Ever wonder what recruiters think when reading resumes? We do too – so we asked them! Read these insights from four different company recruiters to find out (really) what employers look for in a resume.

By: Daniel Lorenzo | Marketing Manager for Let’s Eat, Grandma

(Follow along with this podcast episode!)

What do your high school crush, your angsty teenage daughter, and a corporate recruiter have in common? They’ll make you say this:

“If only I knew what they were thinking!”

One of the most nerve-wracking parts of applying for a job is not knowing how your resume will be received. Since resume conventions often change and there’s a lot of conflicting advice on how to write one, wondering what employers look for in a resume can be a source of major anxiety for job seekers.

(Worse yet, if you get rejected, they probably won’t even tell you what they didn’t like!)

As a resume writing service, we’re naturally just as curious about recruiters’ opinions. So we thought, “why not just ask them?”

That’s exactly what we did at our recent Big Bad Recruiting Panel. We brought in four professional recruiters for companies in Austin, Texas to candidly ask them: what do employers look for in a resume?

Here are a few things recruiters want to see (and don’t want to see) on your resume, straight from the source:

What Employers Want to See on Your Resume

Why You’re Applying for This Job

Recruiter Ryman Stringer gestures and explains an insight to the audience at Let's Eat, Grandma's Big Bad Recruiting Panel event, surrounded by 3 other professional recruiters who gathered to provide insights into what employers look for in a resume.
Recruiter Ryman Stringer explains these insights to the audience at our recent live recruiting panel event.

It’s okay if you have a non-traditional career history – they’re very common in today’s job market. Just write a resume that makes it clear why you’re applying to the given industry and job, complete with skills and keywords from the job description.

Ryman Stringer from KungFu.AI noted that she prefers resumes that show a clear career trajectory, immediately highlighting the reasons a candidate is qualified (even if they’re changing careers).

Accomplishments and Numbers

This should come as no surprise if you’ve done any research. Your bullet points should showcase specific accomplishments for each job, rather than just responsibilities. Our recruiters also confirmed that they love seeing metrics, particularly for salespeople.

A Good Summary Statement (especially if you’re a career changer)

Think a Summary or Objective is just extra? Think again: employers really do read the Summary of Qualifications at the top of your resume. Several of the recruiters mentioned that the Summary is a great place to explain anything important to understanding your professional history (such as a career gap, industry change, or vital skills).

PDF Formatting (but don’t lose sleep over it!)

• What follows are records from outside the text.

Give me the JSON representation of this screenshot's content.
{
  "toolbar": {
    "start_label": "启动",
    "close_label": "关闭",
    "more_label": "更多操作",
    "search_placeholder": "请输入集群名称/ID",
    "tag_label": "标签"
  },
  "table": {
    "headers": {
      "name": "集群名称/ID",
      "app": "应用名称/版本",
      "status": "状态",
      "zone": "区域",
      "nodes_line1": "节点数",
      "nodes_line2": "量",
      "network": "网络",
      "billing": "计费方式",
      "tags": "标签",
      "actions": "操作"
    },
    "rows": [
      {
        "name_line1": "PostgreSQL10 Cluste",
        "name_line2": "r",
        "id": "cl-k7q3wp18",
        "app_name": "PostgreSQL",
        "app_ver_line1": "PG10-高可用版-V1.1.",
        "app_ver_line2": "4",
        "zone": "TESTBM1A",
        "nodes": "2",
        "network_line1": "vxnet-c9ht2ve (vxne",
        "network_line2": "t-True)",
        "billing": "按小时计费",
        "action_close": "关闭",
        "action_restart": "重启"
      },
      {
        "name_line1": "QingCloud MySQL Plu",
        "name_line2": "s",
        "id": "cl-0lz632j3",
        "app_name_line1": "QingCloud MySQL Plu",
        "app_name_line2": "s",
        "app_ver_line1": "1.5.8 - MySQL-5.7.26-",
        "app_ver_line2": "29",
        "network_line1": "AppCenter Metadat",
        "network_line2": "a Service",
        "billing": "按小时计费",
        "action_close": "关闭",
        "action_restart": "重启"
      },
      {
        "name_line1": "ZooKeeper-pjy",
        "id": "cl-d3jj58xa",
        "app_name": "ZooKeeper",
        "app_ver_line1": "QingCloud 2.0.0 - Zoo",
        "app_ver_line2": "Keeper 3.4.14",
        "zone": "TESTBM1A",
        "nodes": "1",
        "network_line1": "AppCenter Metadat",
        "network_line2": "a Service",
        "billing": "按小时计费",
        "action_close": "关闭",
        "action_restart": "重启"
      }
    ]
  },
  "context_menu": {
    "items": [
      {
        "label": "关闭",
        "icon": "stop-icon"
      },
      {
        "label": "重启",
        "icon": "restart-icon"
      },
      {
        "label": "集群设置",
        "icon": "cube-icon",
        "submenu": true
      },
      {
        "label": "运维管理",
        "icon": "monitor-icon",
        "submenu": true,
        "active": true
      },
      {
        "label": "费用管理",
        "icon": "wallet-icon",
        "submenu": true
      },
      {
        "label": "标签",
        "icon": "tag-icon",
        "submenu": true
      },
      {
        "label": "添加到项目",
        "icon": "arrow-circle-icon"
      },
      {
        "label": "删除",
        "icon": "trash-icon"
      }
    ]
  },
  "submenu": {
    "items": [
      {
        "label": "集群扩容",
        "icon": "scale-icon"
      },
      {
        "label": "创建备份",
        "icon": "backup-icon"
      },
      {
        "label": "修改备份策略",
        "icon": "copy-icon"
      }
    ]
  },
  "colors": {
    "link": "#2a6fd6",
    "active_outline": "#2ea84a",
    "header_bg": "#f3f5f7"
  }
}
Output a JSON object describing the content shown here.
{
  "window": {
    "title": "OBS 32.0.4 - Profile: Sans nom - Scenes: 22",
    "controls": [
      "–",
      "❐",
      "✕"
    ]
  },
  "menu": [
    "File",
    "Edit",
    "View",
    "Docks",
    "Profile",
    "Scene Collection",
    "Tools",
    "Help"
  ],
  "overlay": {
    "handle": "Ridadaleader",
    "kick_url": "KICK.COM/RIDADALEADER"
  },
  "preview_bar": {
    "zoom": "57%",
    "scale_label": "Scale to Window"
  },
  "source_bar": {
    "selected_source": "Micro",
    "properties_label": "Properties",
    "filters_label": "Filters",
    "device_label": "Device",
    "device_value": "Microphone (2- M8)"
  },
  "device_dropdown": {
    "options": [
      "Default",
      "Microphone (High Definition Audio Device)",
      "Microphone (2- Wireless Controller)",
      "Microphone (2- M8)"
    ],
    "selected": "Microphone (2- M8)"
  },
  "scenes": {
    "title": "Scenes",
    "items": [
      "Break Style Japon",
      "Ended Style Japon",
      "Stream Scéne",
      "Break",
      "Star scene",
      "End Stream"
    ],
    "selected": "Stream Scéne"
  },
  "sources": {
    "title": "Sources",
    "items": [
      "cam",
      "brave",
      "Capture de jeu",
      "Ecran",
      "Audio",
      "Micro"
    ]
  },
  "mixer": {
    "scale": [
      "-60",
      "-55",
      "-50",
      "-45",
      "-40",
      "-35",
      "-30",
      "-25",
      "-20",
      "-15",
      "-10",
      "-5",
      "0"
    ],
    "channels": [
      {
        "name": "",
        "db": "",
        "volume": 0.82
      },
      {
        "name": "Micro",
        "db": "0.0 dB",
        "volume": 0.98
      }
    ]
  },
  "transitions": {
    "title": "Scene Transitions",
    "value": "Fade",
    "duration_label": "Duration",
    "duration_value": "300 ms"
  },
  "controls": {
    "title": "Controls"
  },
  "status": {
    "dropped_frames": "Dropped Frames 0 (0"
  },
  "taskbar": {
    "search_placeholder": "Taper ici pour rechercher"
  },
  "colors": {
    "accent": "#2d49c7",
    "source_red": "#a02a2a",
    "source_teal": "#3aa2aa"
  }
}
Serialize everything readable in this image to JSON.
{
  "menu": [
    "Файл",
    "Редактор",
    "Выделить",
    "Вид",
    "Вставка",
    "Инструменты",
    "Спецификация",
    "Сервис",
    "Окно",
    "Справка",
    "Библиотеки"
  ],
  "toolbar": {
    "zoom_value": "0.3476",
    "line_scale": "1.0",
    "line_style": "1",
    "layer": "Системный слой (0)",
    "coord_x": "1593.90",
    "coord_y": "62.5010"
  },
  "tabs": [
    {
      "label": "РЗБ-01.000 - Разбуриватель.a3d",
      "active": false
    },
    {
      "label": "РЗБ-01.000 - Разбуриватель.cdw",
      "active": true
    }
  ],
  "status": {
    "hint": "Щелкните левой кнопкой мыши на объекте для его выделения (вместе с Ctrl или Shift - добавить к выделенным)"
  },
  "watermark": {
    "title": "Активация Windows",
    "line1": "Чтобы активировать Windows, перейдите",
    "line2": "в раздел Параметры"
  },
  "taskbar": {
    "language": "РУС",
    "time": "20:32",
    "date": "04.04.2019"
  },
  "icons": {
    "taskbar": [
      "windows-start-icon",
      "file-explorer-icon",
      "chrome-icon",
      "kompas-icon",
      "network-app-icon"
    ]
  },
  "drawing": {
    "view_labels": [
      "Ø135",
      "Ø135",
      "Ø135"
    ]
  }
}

File format is always a hot topic for job seekers – is Word or PDF better for submitting your resume? The recruiters weighed in by saying that they generally prefer PDF resumes.

They typically view resumes on their computers, and your formatting can get messed up when shared if your resume is in a Word document. However, each recruiter said this is a relatively minor factor in their evaluation of candidates.

What They DO NOT Want to See


If there was one thing all four recruiters were adamant about not seeing, it was typos.

According to them, a typo doesn’t say anything about your spelling ability, but rather about the way you represent as a professional, which indicates how you will represent the company.

We’ve all had our fair share of funny typos, but they’re no joking matter: some of the recruiters and their hiring managers said they’ve disqualified candidates just for having typos in their resume!

To avoid a typo gaffe, we recommend printing out a copy of your resume and thoroughly scanning that sheet before submitting it.


Pictures (and apparently, pictures of applicants’ dogs!) are a common mistake to include it resumes. It’s not conventional in the U.S., and some of the recruiters emphasized that they do not want to see them.

Too Much Information

Recruiter Lara MacGonigle of The Proven Method told us that she spends about 10-15 seconds on each resume, then about 20 more seconds on those who haven’t been eliminated

What does that mean for you? Get rid of any information that’s not vital to the job.

The other recruiters echoed this sentiment, affirming that they spend precious little time on each resume and don’t have time to read through lengthy resumes. (2-page resumes are fine for those who have around 10 years of experience or more; otherwise, keep it to a page.)

Would your resume impress these recruiters? If not, we’re here to help.

Schedule a free call with us to find out how our professional writers can rework your resume, cover letter, and LinkedIn profile to land you that dream job.